| Exercise description |
Return each line of the records below in which the string "true" turns up.

| Data for this task |
..............................

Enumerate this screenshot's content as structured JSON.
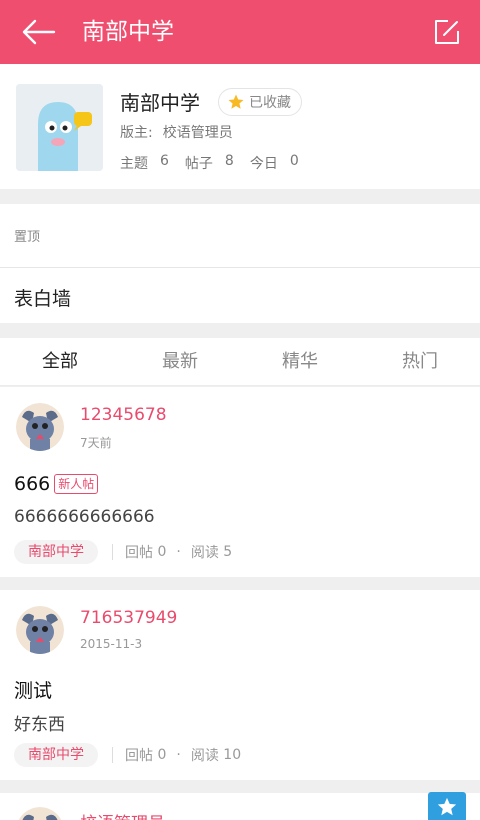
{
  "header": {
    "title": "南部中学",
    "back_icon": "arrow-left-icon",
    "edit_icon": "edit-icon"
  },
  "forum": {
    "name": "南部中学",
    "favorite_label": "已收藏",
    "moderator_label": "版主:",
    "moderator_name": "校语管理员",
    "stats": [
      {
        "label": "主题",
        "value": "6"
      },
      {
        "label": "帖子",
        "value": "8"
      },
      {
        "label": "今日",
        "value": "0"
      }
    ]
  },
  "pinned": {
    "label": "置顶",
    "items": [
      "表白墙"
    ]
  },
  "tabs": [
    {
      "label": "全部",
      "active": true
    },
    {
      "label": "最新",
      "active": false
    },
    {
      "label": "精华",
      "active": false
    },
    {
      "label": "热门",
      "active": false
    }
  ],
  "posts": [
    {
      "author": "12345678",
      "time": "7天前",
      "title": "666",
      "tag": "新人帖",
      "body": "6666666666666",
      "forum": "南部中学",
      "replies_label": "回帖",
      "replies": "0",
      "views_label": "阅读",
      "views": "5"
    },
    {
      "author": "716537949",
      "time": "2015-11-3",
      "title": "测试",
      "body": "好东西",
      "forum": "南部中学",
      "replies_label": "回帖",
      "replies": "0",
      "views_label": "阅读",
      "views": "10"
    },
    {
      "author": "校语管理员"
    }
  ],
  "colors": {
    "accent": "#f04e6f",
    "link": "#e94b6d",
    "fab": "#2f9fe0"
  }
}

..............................

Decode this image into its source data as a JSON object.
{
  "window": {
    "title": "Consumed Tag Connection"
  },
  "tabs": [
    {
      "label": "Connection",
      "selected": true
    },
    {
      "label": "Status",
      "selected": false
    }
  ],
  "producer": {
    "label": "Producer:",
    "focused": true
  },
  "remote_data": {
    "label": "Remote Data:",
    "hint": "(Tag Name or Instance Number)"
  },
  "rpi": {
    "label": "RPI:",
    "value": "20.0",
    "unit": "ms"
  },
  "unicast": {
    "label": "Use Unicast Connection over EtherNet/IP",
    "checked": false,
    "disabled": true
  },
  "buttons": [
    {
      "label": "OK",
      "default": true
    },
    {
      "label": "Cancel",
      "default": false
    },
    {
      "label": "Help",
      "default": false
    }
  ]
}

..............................

| Task response |
      "active": true
      "selected": true
    "focused": true
    "disabled": true
      "default": true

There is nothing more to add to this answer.